The HHS Secretary ought to order the CIO to coordinate cybersecurity threat information sharing between the Healthcare Threat Operations Center (HTOC) and the Health Sector Cybersecurity Coordination Center (HC3).
The HHS Secretary must order the CIO to check, examine, and report on the progress and efficiency of the HHS Chief Information Security Officer Council, Cloud Security Working Group, and Continuous Monitoring and Risk Scoring Working Group.
The HHS Secretary needs to command the Assistant Secretary for Preparedness and Response to keep track, assess, and document the development and effectiveness of the HHS Cybersecurity Working Group and the Government Coordinating Council’s Cybersecurity Working Group.
The HHS Secretary must order the CIO to consistently watch and update written agreements conveying how the HHS Chief Information Security Officer Council, Cloud Security Working Group and Continuous Monitoring and Risk Scoring Working Group are going to aid collaboration, and make sure that authorizing authorities evaluate and approve the current agreements.
The HHS Secretary needs to order the Assistant Secretary for Preparedness and Response to make certain that authorizing representatives examine and approve the charter explaining how the HHS Cybersecurity Working Group will help in collaboration.
The HHS Secretary must direct the Assistant Secretary for Preparedness and Response to complete written agreements that consist of a description of how the Government Coordinating Council’s Cybersecurity Working Group is going to team up; distinguish the roles and obligations of the working group; track and update the written agreements consistently; and make sure that authorizing officers leading the working group say yes to the completed agreements.

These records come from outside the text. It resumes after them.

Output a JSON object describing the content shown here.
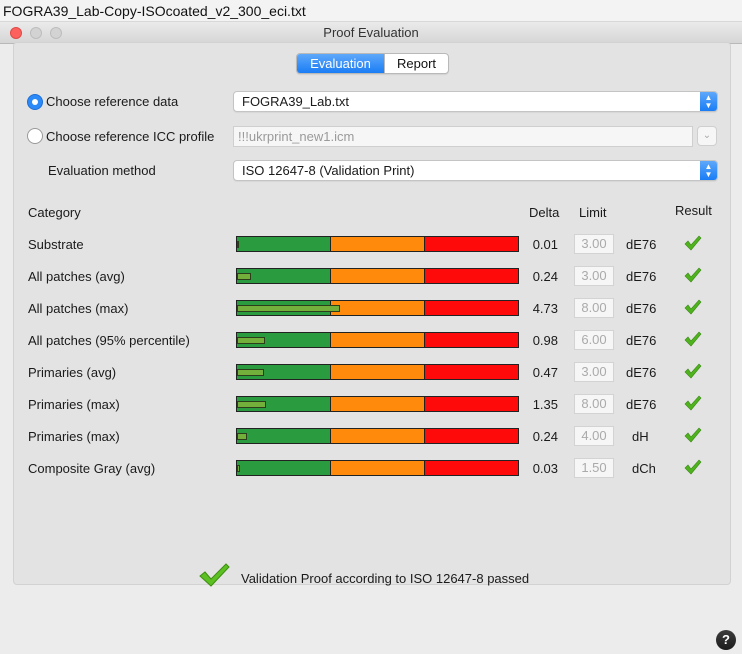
{
  "document_title": "FOGRA39_Lab-Copy-ISOcoated_v2_300_eci.txt",
  "window": {
    "title": "Proof Evaluation"
  },
  "tabs": [
    {
      "label": "Evaluation",
      "active": true
    },
    {
      "label": "Report",
      "active": false
    }
  ],
  "reference": {
    "data_option_label": "Choose reference data",
    "data_selected": true,
    "data_value": "FOGRA39_Lab.txt",
    "icc_option_label": "Choose reference ICC profile",
    "icc_selected": false,
    "icc_value": "!!!ukrprint_new1.icm"
  },
  "evaluation_method": {
    "label": "Evaluation method",
    "value": "ISO 12647-8 (Validation Print)"
  },
  "table_headers": {
    "category": "Category",
    "delta": "Delta",
    "limit": "Limit",
    "result": "Result"
  },
  "rows": [
    {
      "category": "Substrate",
      "delta": "0.01",
      "limit": "3.00",
      "unit": "dE76",
      "fill_fraction": 0.0033,
      "passed": true
    },
    {
      "category": "All patches (avg)",
      "delta": "0.24",
      "limit": "3.00",
      "unit": "dE76",
      "fill_fraction": 0.08,
      "passed": true
    },
    {
      "category": "All patches (max)",
      "delta": "4.73",
      "limit": "8.00",
      "unit": "dE76",
      "fill_fraction": 0.591,
      "passed": true
    },
    {
      "category": "All patches (95% percentile)",
      "delta": "0.98",
      "limit": "6.00",
      "unit": "dE76",
      "fill_fraction": 0.163,
      "passed": true
    },
    {
      "category": "Primaries (avg)",
      "delta": "0.47",
      "limit": "3.00",
      "unit": "dE76",
      "fill_fraction": 0.157,
      "passed": true
    },
    {
      "category": "Primaries (max)",
      "delta": "1.35",
      "limit": "8.00",
      "unit": "dE76",
      "fill_fraction": 0.169,
      "passed": true
    },
    {
      "category": "Primaries (max)",
      "delta": "0.24",
      "limit": "4.00",
      "unit": "dH",
      "fill_fraction": 0.06,
      "passed": true
    },
    {
      "category": "Composite Gray (avg)",
      "delta": "0.03",
      "limit": "1.50",
      "unit": "dCh",
      "fill_fraction": 0.02,
      "passed": true
    }
  ],
  "summary": {
    "text": "Validation Proof according to ISO 12647-8 passed",
    "passed": true
  },
  "help": {
    "label": "?"
  },
  "colors": {
    "green": "#2a9c3f",
    "orange": "#ff8a0c",
    "red": "#ff0a0a",
    "check": "#4fb31e",
    "accent": "#1a7df5"
  }
}
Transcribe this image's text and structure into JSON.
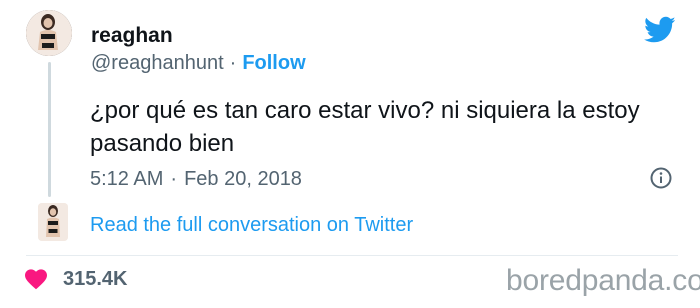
{
  "user": {
    "name": "reaghan",
    "handle": "@reaghanhunt",
    "separator": "·",
    "follow_label": "Follow"
  },
  "tweet": {
    "text": "¿por qué es tan caro estar vivo? ni siquiera la estoy pasando bien",
    "time": "5:12 AM",
    "date": "Feb 20, 2018",
    "separator": "·"
  },
  "conversation_link": "Read the full conversation on Twitter",
  "engagement": {
    "likes": "315.4K"
  },
  "watermark": "boredpanda.com",
  "colors": {
    "link": "#1d9bf0",
    "heart": "#f91880",
    "secondary_text": "#536471"
  },
  "icons": [
    "twitter-bird-icon",
    "info-icon",
    "heart-icon"
  ]
}
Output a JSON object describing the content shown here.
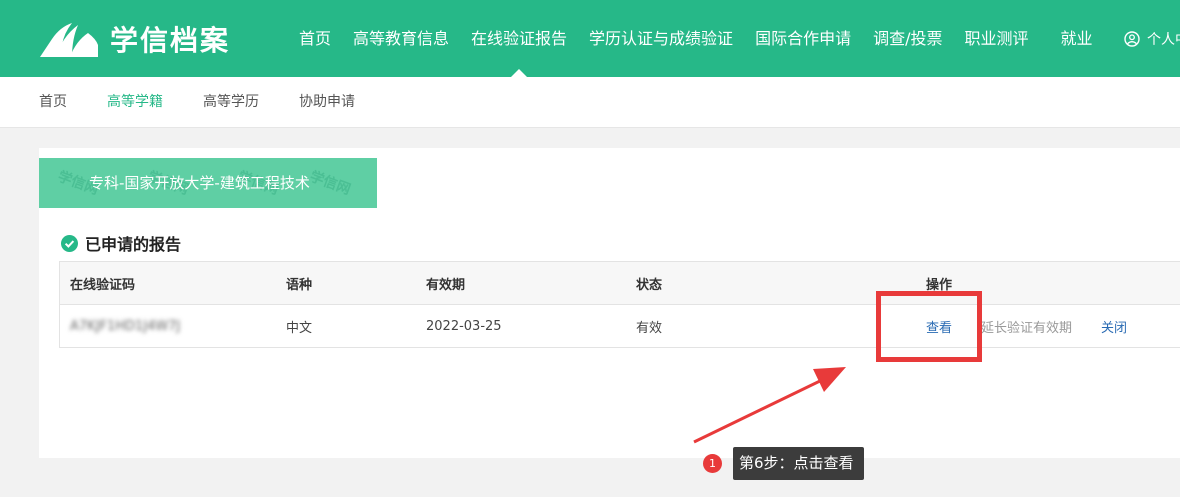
{
  "header": {
    "logo_text": "学信档案",
    "nav": [
      {
        "label": "首页"
      },
      {
        "label": "高等教育信息"
      },
      {
        "label": "在线验证报告",
        "active": true
      },
      {
        "label": "学历认证与成绩验证"
      },
      {
        "label": "国际合作申请"
      },
      {
        "label": "调查/投票"
      },
      {
        "label": "职业测评"
      },
      {
        "label": "就业"
      }
    ],
    "user_label": "个人中心",
    "bg_color": "#26b888"
  },
  "subnav": {
    "items": [
      {
        "label": "首页"
      },
      {
        "label": "高等学籍",
        "active": true
      },
      {
        "label": "高等学历"
      },
      {
        "label": "协助申请"
      }
    ],
    "active_color": "#26b888"
  },
  "card": {
    "banner_label": "专科-国家开放大学-建筑工程技术",
    "watermark_text": "学信网",
    "section_title": "已申请的报告",
    "table": {
      "headers": {
        "code": "在线验证码",
        "language": "语种",
        "validity": "有效期",
        "status": "状态",
        "action": "操作"
      },
      "rows": [
        {
          "code": "A7KJF1HD1J4W7J",
          "language": "中文",
          "validity": "2022-03-25",
          "status": "有效",
          "actions": {
            "view": "查看",
            "extend": "延长验证有效期",
            "close": "关闭"
          }
        }
      ]
    }
  },
  "annotation": {
    "step_number": "1",
    "step_text": "第6步：点击查看",
    "highlight_color": "#e83a3a"
  }
}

The HHS Secretary needs to order the Assistant Secretary for Preparedness and Response to have an up-to-date charter for the Joint Healthcare and Public Health Cybersecurity Working Group for the present fiscal year and make certain that approving officials in charge of the working group review and accept the latest charter.
The HHS concurred with six of the recommendations and disapproved one. The HHS is now working to deal with the 6 recommendations it agreed with. The HHS failed to agree with the advice to organize cybersecurity data sharing between HTOC and HC3.